■ YOUR ASSIGNMENT
Scan the records below for the word "thumb" and give only the number of lines that hold it.

(Items from an interface collection)
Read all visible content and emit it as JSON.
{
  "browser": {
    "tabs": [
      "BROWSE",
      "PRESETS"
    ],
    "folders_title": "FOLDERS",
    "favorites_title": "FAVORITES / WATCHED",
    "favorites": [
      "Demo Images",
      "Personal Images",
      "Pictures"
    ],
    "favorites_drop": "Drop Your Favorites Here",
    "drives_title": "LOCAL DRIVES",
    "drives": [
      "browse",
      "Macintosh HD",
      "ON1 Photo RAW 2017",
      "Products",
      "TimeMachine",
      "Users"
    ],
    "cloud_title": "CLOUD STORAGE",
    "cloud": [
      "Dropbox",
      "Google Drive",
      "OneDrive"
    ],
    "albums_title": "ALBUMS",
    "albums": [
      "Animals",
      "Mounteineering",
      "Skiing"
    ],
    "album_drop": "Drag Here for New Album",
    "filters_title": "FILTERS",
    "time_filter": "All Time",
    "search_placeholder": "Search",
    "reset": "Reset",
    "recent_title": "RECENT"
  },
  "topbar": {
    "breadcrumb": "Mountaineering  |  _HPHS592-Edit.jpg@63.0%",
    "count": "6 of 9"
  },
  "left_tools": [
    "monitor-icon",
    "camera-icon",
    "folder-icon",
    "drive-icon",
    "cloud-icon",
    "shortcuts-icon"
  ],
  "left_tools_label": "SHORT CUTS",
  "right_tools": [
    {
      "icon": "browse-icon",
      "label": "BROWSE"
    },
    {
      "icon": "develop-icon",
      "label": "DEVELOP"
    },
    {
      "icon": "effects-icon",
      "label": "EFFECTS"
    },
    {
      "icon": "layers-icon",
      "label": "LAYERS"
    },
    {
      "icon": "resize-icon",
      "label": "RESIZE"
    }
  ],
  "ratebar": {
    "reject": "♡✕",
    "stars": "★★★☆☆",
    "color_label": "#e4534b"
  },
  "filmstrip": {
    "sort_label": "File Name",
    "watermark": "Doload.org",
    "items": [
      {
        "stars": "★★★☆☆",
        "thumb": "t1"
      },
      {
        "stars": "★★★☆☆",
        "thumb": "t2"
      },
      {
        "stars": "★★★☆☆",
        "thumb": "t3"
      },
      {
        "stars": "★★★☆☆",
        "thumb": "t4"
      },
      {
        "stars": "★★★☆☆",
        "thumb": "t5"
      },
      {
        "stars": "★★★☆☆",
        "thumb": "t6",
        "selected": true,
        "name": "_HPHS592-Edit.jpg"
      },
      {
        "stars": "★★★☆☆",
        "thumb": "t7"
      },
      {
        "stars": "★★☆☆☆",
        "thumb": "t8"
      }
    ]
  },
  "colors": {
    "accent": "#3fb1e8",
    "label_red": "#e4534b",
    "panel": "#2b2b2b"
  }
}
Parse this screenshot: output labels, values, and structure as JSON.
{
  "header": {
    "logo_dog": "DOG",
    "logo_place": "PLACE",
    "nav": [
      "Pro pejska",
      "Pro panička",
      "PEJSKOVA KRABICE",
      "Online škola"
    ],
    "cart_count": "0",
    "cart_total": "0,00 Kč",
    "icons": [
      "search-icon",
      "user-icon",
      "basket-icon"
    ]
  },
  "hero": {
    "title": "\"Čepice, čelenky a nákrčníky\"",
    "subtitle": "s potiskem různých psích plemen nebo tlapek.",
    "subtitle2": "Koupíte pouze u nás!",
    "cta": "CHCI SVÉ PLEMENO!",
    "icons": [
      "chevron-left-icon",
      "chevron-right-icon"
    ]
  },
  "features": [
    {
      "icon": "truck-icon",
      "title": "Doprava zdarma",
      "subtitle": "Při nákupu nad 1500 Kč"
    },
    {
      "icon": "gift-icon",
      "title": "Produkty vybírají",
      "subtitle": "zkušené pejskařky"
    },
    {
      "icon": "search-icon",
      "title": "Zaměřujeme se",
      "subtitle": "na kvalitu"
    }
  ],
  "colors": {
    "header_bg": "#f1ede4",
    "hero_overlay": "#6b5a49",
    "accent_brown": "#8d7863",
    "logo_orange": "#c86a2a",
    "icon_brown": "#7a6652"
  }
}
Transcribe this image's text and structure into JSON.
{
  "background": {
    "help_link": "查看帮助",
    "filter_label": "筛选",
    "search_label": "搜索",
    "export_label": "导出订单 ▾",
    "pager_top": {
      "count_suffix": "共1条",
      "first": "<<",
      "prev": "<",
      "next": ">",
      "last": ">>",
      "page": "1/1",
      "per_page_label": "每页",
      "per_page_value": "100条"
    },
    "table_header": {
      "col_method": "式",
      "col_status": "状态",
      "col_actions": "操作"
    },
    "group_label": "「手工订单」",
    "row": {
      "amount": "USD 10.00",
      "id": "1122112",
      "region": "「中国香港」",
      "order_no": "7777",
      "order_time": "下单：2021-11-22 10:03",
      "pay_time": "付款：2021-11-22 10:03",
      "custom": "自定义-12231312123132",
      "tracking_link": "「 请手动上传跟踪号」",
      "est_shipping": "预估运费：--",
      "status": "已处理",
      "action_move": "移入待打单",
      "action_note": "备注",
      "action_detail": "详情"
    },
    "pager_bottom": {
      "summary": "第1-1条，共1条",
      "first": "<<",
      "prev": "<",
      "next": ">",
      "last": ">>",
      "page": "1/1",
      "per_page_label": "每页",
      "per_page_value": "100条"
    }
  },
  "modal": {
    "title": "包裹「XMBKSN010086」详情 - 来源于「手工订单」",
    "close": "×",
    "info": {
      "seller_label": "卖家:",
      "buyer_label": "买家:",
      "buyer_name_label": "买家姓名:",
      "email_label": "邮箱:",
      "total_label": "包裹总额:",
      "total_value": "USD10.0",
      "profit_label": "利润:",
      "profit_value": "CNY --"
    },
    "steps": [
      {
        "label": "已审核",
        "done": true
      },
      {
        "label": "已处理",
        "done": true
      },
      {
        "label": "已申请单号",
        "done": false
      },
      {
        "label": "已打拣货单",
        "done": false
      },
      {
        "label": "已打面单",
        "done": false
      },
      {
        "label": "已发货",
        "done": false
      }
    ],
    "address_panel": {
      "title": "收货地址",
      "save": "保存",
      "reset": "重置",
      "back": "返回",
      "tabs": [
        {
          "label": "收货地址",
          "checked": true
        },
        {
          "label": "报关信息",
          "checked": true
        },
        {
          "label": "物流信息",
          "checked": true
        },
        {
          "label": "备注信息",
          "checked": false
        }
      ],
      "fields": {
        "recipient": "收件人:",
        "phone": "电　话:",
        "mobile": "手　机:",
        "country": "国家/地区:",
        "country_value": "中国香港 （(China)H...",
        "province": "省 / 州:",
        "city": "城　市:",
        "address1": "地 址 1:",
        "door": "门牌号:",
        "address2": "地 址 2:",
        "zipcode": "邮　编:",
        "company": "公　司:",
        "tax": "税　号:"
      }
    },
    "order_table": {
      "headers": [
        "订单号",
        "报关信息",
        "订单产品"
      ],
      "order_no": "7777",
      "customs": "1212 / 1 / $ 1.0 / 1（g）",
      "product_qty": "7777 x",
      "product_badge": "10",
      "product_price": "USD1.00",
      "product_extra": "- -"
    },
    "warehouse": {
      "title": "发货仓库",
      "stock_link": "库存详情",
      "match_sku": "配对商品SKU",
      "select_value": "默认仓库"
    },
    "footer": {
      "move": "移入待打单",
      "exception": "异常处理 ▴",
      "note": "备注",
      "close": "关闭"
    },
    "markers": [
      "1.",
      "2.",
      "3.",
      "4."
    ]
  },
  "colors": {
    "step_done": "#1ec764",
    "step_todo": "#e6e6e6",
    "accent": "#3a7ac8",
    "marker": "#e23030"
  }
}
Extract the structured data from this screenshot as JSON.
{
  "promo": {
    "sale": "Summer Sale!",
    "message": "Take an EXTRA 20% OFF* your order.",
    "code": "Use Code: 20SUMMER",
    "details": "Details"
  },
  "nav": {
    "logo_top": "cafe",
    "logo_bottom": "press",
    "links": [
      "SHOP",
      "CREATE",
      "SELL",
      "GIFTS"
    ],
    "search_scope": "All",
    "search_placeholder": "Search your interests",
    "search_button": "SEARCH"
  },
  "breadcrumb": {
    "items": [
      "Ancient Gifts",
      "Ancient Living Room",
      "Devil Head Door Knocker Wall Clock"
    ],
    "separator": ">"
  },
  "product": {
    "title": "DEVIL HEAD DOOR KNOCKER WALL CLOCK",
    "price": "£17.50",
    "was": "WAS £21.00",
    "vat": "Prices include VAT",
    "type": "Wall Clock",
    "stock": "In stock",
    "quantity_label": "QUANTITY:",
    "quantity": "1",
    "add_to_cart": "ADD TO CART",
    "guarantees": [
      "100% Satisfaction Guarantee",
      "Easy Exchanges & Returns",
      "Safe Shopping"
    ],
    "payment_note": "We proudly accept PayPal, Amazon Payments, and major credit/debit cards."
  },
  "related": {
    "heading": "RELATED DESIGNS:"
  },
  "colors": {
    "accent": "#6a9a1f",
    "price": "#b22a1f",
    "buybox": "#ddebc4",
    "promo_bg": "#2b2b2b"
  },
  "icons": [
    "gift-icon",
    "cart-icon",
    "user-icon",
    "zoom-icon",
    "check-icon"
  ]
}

■ THE COMPLETED TASK
8